Thermal oxidation rates of silicon are known to be a function of time, temperature and gas flows. Recent work has focused on pressure as a variable in the process. While attention has been placed on pressure equalization between the process gases and the exhaust, this paper demonstrates that this level of control is insufficient, since the absolute pressure also plays a contributory part. This is amply demonstrated by the relationship of atmospheric pressure to the rate of oxidation. Silicon oxidation processes at high altitude locations grow less oxide than those at sea level. The variability of the prevailing atmospheric conditions then has a direct impact on the resultant oxidation thickness--which is why so often the oxidation time is adjusted on a daily rate. A system is presented that control absolute pressure in the furnace irrespective of changes in the local ambient pressure.
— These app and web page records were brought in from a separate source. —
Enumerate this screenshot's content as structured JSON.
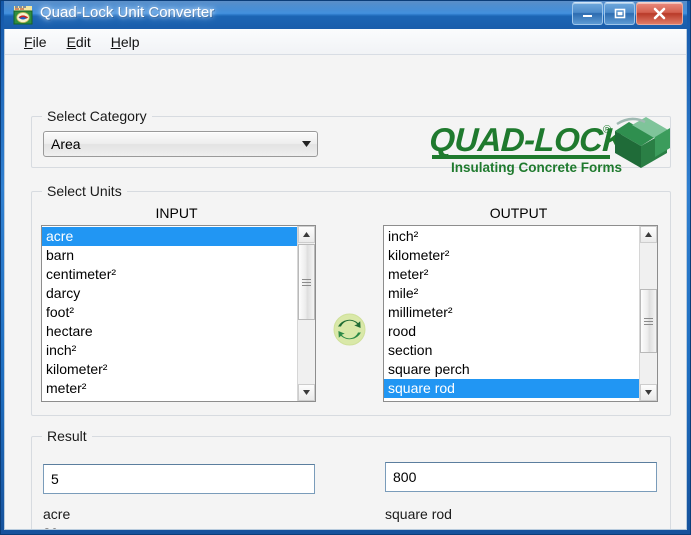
{
  "window": {
    "title": "Quad-Lock Unit Converter",
    "app_icon": "quad-lock-app-icon",
    "caption": {
      "minimize_label": "Minimize",
      "maximize_label": "Maximize",
      "close_label": "Close"
    },
    "colors": {
      "titlebar_blue": "#2472c4",
      "close_red": "#b83a28",
      "selection_blue": "#2196f3",
      "client_bg": "#f4f4f4",
      "logo_green": "#1f7a2e"
    }
  },
  "menubar": {
    "items": [
      {
        "label": "File",
        "mnemonic": "F"
      },
      {
        "label": "Edit",
        "mnemonic": "E"
      },
      {
        "label": "Help",
        "mnemonic": "H"
      }
    ]
  },
  "category": {
    "group_title": "Select Category",
    "selected": "Area",
    "arrow_icon": "chevron-down-icon"
  },
  "logo": {
    "wordmark": "QUAD-LOCK",
    "registered": "®",
    "tagline": "Insulating Concrete Forms"
  },
  "units": {
    "group_title": "Select Units",
    "input": {
      "heading": "INPUT",
      "items": [
        "acre",
        "barn",
        "centimeter²",
        "darcy",
        "foot²",
        "hectare",
        "inch²",
        "kilometer²",
        "meter²"
      ],
      "selected_index": 0,
      "selected_value": "acre",
      "scroll": {
        "up_icon": "triangle-up-icon",
        "down_icon": "triangle-down-icon",
        "thumb_position": "top"
      }
    },
    "output": {
      "heading": "OUTPUT",
      "items": [
        "inch²",
        "kilometer²",
        "meter²",
        "mile²",
        "millimeter²",
        "rood",
        "section",
        "square perch",
        "square rod"
      ],
      "selected_index": 8,
      "selected_value": "square rod",
      "scroll": {
        "up_icon": "triangle-up-icon",
        "down_icon": "triangle-down-icon",
        "thumb_position": "middle"
      }
    },
    "swap_icon": "swap-recycle-arrows-icon"
  },
  "result": {
    "group_title": "Result",
    "input_value": "5",
    "input_unit_name": "acre",
    "input_unit_abbr": "ac",
    "output_value": "800",
    "output_unit_name": "square rod"
  }
}
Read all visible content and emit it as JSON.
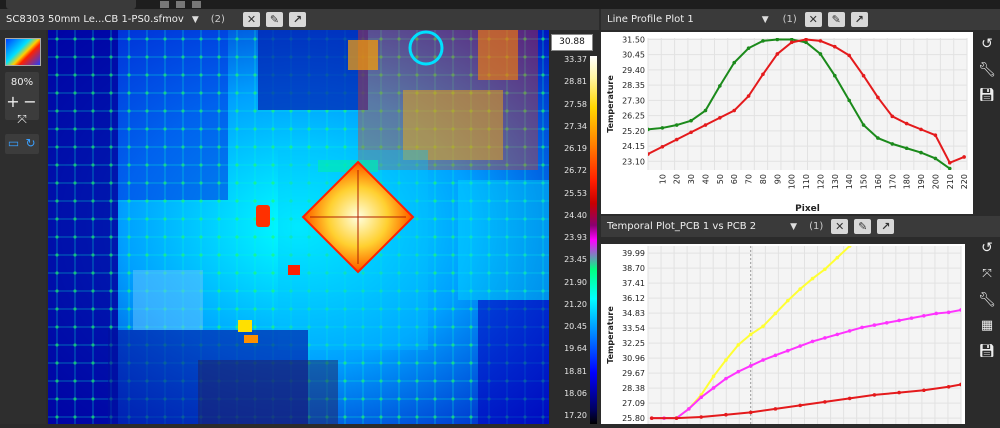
{
  "video_panel": {
    "title": "SC8303 50mm Le...CB 1-PS0.sfmov",
    "count": "(2)",
    "zoom": "80%"
  },
  "colorbar": {
    "max_value": "30.88",
    "ticks": [
      "33.37",
      "28.81",
      "27.58",
      "27.34",
      "26.19",
      "26.72",
      "25.53",
      "24.40",
      "23.93",
      "23.45",
      "21.90",
      "21.20",
      "20.45",
      "19.64",
      "18.81",
      "18.06",
      "17.20"
    ]
  },
  "line_profile": {
    "title": "Line Profile Plot 1",
    "count": "(1)",
    "ylabel": "Temperature",
    "xlabel": "Pixel",
    "yticks": [
      "31.50",
      "30.45",
      "29.40",
      "28.35",
      "27.30",
      "26.25",
      "25.20",
      "24.15",
      "23.10"
    ],
    "xticks": [
      "10",
      "20",
      "30",
      "40",
      "50",
      "60",
      "70",
      "80",
      "90",
      "100",
      "110",
      "120",
      "130",
      "140",
      "150",
      "160",
      "170",
      "180",
      "190",
      "200",
      "210",
      "220"
    ]
  },
  "temporal": {
    "title": "Temporal Plot_PCB 1 vs PCB 2",
    "count": "(1)",
    "ylabel": "Temperature",
    "yticks": [
      "39.99",
      "38.70",
      "37.41",
      "36.12",
      "34.83",
      "33.54",
      "32.25",
      "30.96",
      "29.67",
      "28.38",
      "27.09",
      "25.80"
    ]
  },
  "colors": {
    "panel_bg": "#2b2b2b",
    "header_bg": "#3a3a3a",
    "series_red": "#e41a1c",
    "series_green": "#1b8a1b",
    "series_yellow": "#ffff33",
    "series_magenta": "#ff33ff"
  },
  "chart_data": [
    {
      "type": "line",
      "title": "Line Profile Plot 1",
      "xlabel": "Pixel",
      "ylabel": "Temperature",
      "xlim": [
        0,
        222
      ],
      "ylim": [
        22.5,
        31.6
      ],
      "series": [
        {
          "color": "#1b8a1b",
          "x": [
            0,
            10,
            20,
            30,
            40,
            50,
            60,
            70,
            80,
            90,
            100,
            110,
            120,
            130,
            140,
            150,
            160,
            170,
            180,
            190,
            200,
            210
          ],
          "y": [
            25.3,
            25.4,
            25.6,
            25.9,
            26.6,
            28.3,
            29.9,
            30.9,
            31.4,
            31.5,
            31.5,
            31.3,
            30.5,
            29.0,
            27.3,
            25.6,
            24.7,
            24.3,
            24.0,
            23.7,
            23.3,
            22.6
          ]
        },
        {
          "color": "#e41a1c",
          "x": [
            0,
            10,
            20,
            30,
            40,
            50,
            60,
            70,
            80,
            90,
            100,
            110,
            120,
            130,
            140,
            150,
            160,
            170,
            180,
            190,
            200,
            210,
            220
          ],
          "y": [
            23.6,
            24.1,
            24.6,
            25.1,
            25.6,
            26.1,
            26.6,
            27.6,
            29.1,
            30.5,
            31.3,
            31.5,
            31.4,
            31.0,
            30.4,
            29.0,
            27.5,
            26.2,
            25.7,
            25.3,
            24.9,
            23.0,
            23.4
          ]
        }
      ]
    },
    {
      "type": "line",
      "title": "Temporal Plot_PCB 1 vs PCB 2",
      "ylabel": "Temperature",
      "ylim": [
        25.3,
        40.6
      ],
      "series": [
        {
          "color": "#ffff33",
          "x": [
            0,
            10,
            20,
            30,
            40,
            50,
            60,
            70,
            80,
            90,
            100,
            110,
            120,
            130,
            140,
            150,
            160
          ],
          "y": [
            25.8,
            25.8,
            25.8,
            26.6,
            27.8,
            29.4,
            30.8,
            32.1,
            33.0,
            33.7,
            34.8,
            35.9,
            36.9,
            37.8,
            38.6,
            39.6,
            40.6
          ]
        },
        {
          "color": "#ff33ff",
          "x": [
            0,
            10,
            20,
            30,
            40,
            50,
            60,
            70,
            80,
            90,
            100,
            110,
            120,
            130,
            140,
            150,
            160,
            170,
            180,
            190,
            200,
            210,
            220,
            230,
            240,
            250
          ],
          "y": [
            25.8,
            25.8,
            25.8,
            26.6,
            27.6,
            28.4,
            29.2,
            29.8,
            30.3,
            30.8,
            31.2,
            31.6,
            32.0,
            32.4,
            32.7,
            33.0,
            33.3,
            33.6,
            33.8,
            34.0,
            34.2,
            34.4,
            34.6,
            34.8,
            34.9,
            35.1
          ]
        },
        {
          "color": "#e41a1c",
          "x": [
            0,
            20,
            40,
            60,
            80,
            100,
            120,
            140,
            160,
            180,
            200,
            220,
            240,
            250
          ],
          "y": [
            25.8,
            25.8,
            25.9,
            26.1,
            26.3,
            26.6,
            26.9,
            27.2,
            27.5,
            27.8,
            28.0,
            28.2,
            28.5,
            28.7
          ]
        }
      ]
    }
  ]
}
"Atmospheric furnace pressure control", Proc. SPIE 3742, Process and Equipment Control in Microelectronic Manufacturing, (23 April 1999); doi: 10.1117/12.346240; https://doi.org/10.1117/12.346240